Posted on February 13, 2023
The Port of Savannah has taken delivery of its latest set of STS cranes, and they are unusually big – the largest of their kind on the East Coast, and (according to the U.S. Coast Guard) the largest-gauge ever imported into the United States.
As part of its project to increase capacity at the Garden City Terminal, the Georgia Ports Authority has ordered a set of giant STS cranes from Finnish builder Konecranes. The first four arrived at their new home on Thursday.
The cranes are for a newly redeveloped section of the terminal’s quayside. By straightening out a bend in the terminal’s Berth 1, the port will be able to handle one extra 16,000 TEU vessel at a time, bringing its number of “big” berths to four (plus room for three more smaller boxships). This adjustment, combined with the conversion of the nearby Ocean Terminal to an all-container operation, should add about 1.5 million TEU per year of capacity. The work should be completed by July, according to the GPA.
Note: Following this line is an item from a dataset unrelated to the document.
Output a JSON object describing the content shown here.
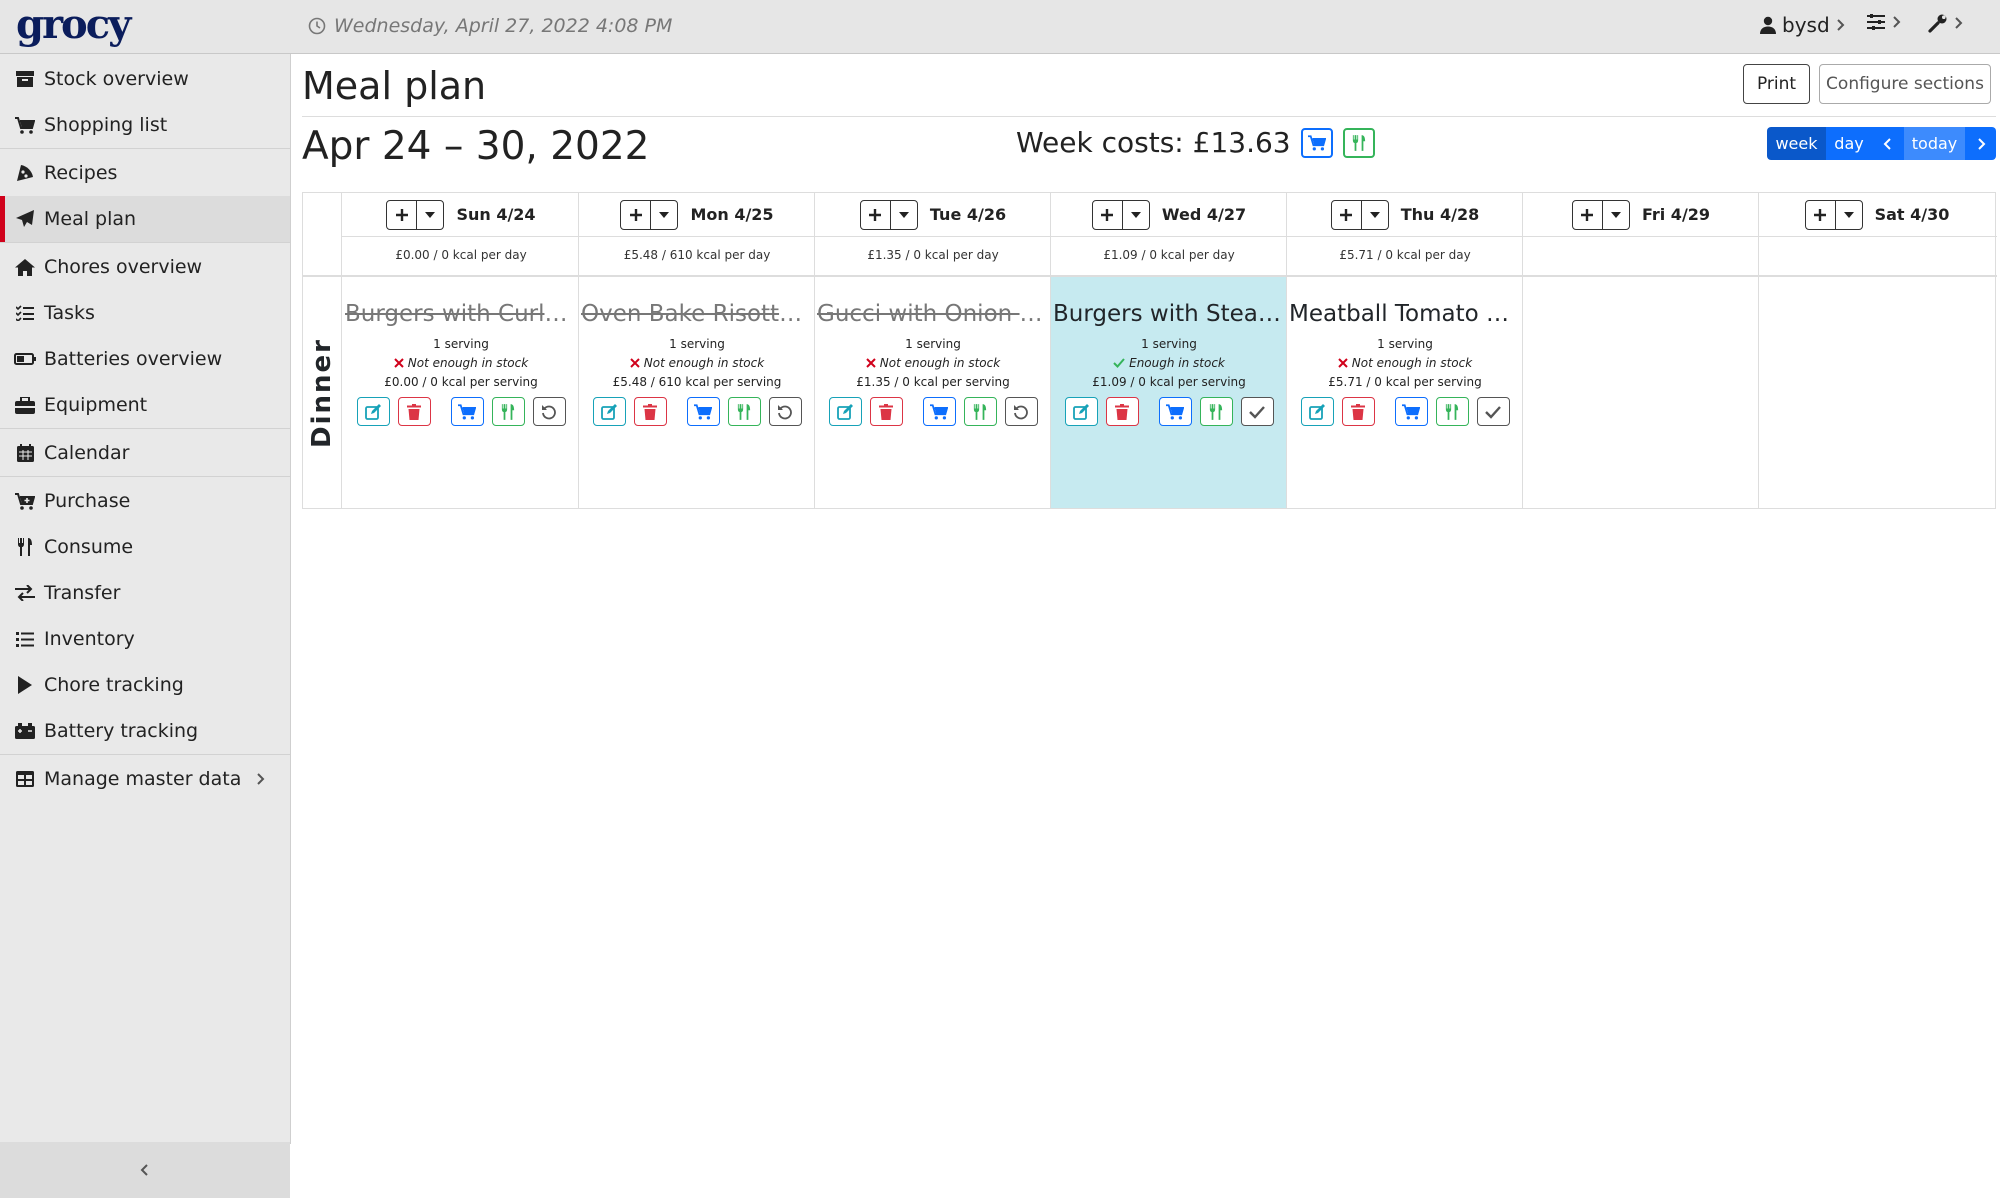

Construction under way on the realignment of Berth 1, 2022 (GPA)
Planning for the heavy lift delivery of the largest-gauge STS cranes yet imported into the U.S. took time, according to the Coast Guard. The agency put a to traffic to ensure security as the mega-ship BigLift Baffin went past.
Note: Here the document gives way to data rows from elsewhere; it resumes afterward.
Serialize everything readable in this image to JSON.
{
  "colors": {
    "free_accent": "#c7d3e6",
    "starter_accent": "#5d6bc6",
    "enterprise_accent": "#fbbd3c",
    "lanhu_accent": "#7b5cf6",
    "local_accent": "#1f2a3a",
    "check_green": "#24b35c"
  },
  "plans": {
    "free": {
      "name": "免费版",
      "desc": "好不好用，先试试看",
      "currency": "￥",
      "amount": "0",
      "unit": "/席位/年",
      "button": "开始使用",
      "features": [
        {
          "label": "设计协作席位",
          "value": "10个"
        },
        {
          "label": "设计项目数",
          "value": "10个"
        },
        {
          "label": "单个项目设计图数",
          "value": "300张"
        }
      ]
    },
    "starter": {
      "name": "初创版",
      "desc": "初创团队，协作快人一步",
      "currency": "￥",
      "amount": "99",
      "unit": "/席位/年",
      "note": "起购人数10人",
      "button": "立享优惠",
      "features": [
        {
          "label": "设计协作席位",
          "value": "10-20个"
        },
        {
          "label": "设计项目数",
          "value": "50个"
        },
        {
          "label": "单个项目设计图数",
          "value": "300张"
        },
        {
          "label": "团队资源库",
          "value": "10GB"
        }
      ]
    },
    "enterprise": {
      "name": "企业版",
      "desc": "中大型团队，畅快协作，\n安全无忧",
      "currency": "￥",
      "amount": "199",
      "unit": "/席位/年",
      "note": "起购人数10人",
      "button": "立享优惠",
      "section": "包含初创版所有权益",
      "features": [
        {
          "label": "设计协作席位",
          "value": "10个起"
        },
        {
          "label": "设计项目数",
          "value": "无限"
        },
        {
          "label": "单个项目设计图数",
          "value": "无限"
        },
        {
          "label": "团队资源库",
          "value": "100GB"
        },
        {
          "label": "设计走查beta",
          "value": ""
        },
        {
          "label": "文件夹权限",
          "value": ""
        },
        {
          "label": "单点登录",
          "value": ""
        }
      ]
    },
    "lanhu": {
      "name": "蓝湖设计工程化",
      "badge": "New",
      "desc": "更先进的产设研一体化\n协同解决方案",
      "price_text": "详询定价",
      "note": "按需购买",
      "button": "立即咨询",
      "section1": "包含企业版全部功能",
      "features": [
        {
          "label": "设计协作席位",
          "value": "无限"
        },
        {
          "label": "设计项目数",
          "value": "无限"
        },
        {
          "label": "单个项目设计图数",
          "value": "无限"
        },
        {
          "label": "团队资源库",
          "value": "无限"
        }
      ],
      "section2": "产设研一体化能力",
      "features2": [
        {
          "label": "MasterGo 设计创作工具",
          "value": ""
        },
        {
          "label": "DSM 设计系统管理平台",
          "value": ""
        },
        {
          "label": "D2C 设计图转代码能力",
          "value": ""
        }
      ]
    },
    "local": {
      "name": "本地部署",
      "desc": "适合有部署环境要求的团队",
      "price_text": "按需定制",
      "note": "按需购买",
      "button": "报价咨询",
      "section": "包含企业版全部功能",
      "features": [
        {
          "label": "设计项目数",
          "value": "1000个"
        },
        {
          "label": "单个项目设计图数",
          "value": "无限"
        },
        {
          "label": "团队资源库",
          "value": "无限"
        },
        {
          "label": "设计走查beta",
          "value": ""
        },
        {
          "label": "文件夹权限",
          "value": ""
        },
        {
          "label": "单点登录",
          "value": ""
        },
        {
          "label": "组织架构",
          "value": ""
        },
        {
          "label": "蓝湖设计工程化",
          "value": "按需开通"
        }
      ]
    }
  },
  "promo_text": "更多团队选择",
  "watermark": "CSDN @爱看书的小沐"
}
“Coast Guard Marine Safety Unit Savannah’s dedicated team of regulatory experts have worked around the clock since November 2022 to review plans and meet with port partners to ensure that these new giant cranes safely arrive to the Georgia Port Authority Garden City Terminal,” said Lt. Cmdr. Akaninyene Inyang, Marine Safety Unit Savannah prevention department head.
The Port of Savannah needs the extra berth capacity to keep up with the booming pace of its own expansion. Thanks to West Coast congestion and a surge in East Coast container traffic, it handled a record-setting 5.9 million TEU worth of containerized cargo in 2022. Trade volumes peaked in August at a monthly all-time high of 575,500 TEU. The port stayed so busy through the summer that it developed a backlog of dozens of ships, motivating the Georgia Ports Authority to move swiftly on capacity upgrades.
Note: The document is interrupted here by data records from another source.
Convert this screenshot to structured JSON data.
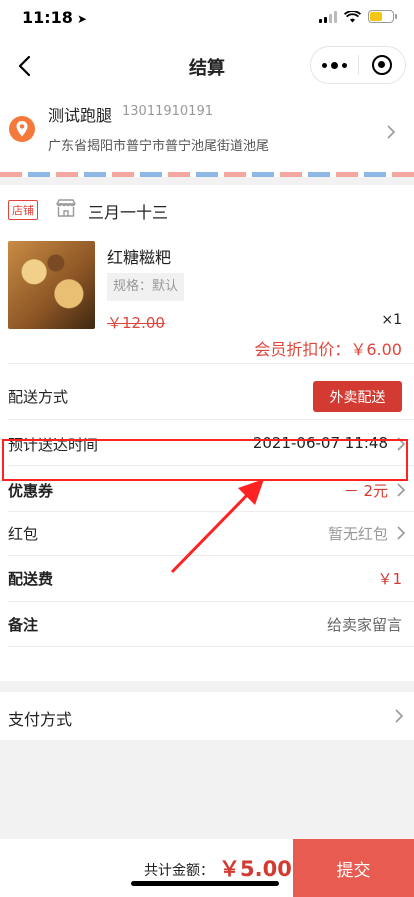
{
  "status": {
    "time": "11:18",
    "location_glyph": "➤"
  },
  "nav": {
    "title": "结算",
    "back_icon": "chevron-left-icon",
    "more_icon": "more-dots-icon",
    "close_icon": "target-icon"
  },
  "address": {
    "name": "测试跑腿",
    "phone": "13011910191",
    "detail": "广东省揭阳市普宁市普宁池尾街道池尾",
    "icon_color": "#f4793b"
  },
  "shop": {
    "tag": "店铺",
    "name": "三月一十三"
  },
  "product": {
    "name": "红糖糍粑",
    "spec": "规格：默认",
    "original_price": "￥12.00",
    "quantity": "×1",
    "member_price": "会员折扣价：￥6.00"
  },
  "rows": {
    "delivery_method_label": "配送方式",
    "delivery_method_button": "外卖配送",
    "eta_label": "预计送达时间",
    "eta_value": "2021-06-07 11:48",
    "coupon_label": "优惠券",
    "coupon_value": "－ 2元",
    "redpacket_label": "红包",
    "redpacket_value": "暂无红包",
    "fee_label": "配送费",
    "fee_value": "￥1",
    "note_label": "备注",
    "note_value": "给卖家留言"
  },
  "payment": {
    "label": "支付方式"
  },
  "footer": {
    "total_label": "共计金额：",
    "total_value": "￥5.00",
    "submit_label": "提交"
  },
  "colors": {
    "accent_red": "#d33a31",
    "submit_bg": "#e85b50",
    "highlight": "#ff2222"
  }
}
“It was a challenging year, but collaborative effort across Georgia’s supply chain ensured cargo movement remained fluid,” said GPA Executive Director Griff Lynch.